Automate Tasks Overnight.

Want to wake up feeling accomplished? Get your phone to moonlight for you. Schedule automated tasks to happen at night so you can rise knowing you’ve already cut into your to-do list. Have your groceries delivered via Instacart, or use Filld to get your car’s gas tank filled. How many times have you clicked “Remind Me Tomorrow” for that big software update? Why not schedule it for one a.m. when the only task at hand is counting sheep? Schedule these must-dos to cross the finish line while you’re sleeping, and voila, you’ve got fewer things to take care of during your precious waking hours.

Stop Snoozing. Get Your Pet on a Schedule.

Struggling to get out of bed? If you have a pet, build a morning routine that includes their care. Try feeding them consistently at your ideal wake-up time. They’ll come to expect breakfast at the same time each day, and as they’re much less flexible than your snooze button (and infinitely cuter), they’ll pressure you to get on your feet and into the kitchen. And since you’re in the kitchen…

Hydrate and Eat Breakfast.

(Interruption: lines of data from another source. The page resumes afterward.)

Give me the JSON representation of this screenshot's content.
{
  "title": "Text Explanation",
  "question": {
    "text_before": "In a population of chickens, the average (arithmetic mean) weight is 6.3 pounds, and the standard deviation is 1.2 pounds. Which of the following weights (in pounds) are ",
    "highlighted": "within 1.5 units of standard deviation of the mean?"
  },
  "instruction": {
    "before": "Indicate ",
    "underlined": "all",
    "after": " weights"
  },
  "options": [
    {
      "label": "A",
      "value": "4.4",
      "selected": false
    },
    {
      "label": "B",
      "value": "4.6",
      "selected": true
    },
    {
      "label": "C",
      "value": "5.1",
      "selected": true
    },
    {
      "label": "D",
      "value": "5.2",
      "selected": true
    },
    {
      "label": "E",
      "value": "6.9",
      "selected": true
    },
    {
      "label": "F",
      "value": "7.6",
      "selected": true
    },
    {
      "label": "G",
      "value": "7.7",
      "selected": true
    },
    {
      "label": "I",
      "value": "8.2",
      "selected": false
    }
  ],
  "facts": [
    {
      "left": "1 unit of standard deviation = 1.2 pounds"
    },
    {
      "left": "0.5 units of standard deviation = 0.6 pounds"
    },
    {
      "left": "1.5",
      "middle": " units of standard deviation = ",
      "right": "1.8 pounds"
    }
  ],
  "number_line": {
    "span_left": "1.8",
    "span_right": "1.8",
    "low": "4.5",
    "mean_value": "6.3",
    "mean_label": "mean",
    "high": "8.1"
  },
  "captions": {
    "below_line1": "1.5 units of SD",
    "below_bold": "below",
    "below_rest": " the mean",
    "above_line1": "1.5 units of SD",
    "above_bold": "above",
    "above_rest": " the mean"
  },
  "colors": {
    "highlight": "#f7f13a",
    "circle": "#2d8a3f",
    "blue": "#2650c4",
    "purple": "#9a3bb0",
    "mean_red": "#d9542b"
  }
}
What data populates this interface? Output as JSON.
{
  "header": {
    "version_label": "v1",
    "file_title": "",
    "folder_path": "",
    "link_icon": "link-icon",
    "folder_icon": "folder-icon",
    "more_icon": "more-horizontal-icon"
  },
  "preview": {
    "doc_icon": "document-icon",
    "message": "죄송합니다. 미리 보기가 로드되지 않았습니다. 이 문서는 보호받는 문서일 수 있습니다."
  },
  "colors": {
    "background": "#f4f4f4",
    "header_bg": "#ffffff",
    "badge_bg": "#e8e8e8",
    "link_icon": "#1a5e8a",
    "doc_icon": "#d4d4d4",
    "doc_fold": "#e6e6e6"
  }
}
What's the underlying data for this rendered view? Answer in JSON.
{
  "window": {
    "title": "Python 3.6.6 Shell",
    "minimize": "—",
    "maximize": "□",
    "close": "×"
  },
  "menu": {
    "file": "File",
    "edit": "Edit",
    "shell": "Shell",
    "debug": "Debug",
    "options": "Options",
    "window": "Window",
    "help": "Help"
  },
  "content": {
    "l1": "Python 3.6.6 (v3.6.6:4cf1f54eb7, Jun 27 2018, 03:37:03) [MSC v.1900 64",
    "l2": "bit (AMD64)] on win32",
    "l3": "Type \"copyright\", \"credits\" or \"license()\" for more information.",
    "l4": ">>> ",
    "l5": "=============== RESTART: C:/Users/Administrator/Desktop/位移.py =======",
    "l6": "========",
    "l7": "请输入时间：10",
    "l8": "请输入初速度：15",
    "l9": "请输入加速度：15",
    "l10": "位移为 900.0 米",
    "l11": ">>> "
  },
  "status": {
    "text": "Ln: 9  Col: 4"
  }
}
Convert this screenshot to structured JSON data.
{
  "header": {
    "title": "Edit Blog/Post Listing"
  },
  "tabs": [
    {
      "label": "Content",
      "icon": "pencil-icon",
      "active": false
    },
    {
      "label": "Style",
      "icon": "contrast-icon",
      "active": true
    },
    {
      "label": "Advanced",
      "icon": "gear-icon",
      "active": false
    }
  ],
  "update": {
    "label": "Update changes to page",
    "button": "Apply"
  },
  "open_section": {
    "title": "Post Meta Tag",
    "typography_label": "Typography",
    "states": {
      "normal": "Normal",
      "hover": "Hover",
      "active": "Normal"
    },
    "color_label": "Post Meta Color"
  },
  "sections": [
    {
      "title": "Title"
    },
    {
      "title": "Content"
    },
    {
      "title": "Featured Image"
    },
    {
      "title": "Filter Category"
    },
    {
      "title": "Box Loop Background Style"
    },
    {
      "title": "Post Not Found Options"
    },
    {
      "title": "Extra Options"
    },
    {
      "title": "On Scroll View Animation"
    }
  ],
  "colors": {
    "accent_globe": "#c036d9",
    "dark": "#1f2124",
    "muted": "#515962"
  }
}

Though you’ve heard it a thousand times, this sage advice is no joke — breakfast really is the most important meal of the day. Start with a big glass of water to prime your metabolism and make up for the dehydration that occurs while you’re sleeping. Your brain is about 70 percent water. Staying hydrated boosts your ability to stay focused and alert.  Next choose a simple, balanced meal to kick your body and brain into gear. Avoid sugary meals to dodge the post-sugar rush slump. Low-glycemic foods like oatmeal, nuts, fresh fruit, and eggs are great options. They take a longer time to digest (which means your blood sugar levels won’t rapidly spike and plummet), leaving you with sustained energy throughout the day.

Establish a Work Uniform.

Too many options can overwhelm our brains. Research shows that the brain loses efficiency somewhere beyond 15 potential choices. The hangup is Choice Overload. To save your brainpower for bigger decisions, create a template that can act as your go-to work outfit. Then, organize those items to hang right beside each other in your closet. Black pants and a button up shirt. Done. A dress with a grey cardigan and tights. Easy. Figure out what attire makes sense for your typical day. If you narrow down the number of possibilities to items that fit within your work template, you’ll spend less time in your closet and more time taking on your day.

Set Reasonable Goals.

Most of us know what it feels like to reach the end of a hectic day only to find key items on a to-do list lingering almost mockingly as they stretch into tomorrow unchecked. This often happens because we aim to accomplish more than one day actually allows for. Do your best to set reasonable goals as you’re forming your list. Chart out every hour if it’s helpful. If you need to scribble down each task that’s on your mind to gain a little peace, make a master list for the week, and break the tasks down by day. If the days are too packed, weed out or reschedule what’s inessential. You’ll be more focused knowing that there is, in fact, enough time for each thing you need to do. Let’s be honest — fully conquering a to-do list just feels good. Take time to refine your morning habits, and you’ll set yourself up for victory right at the start.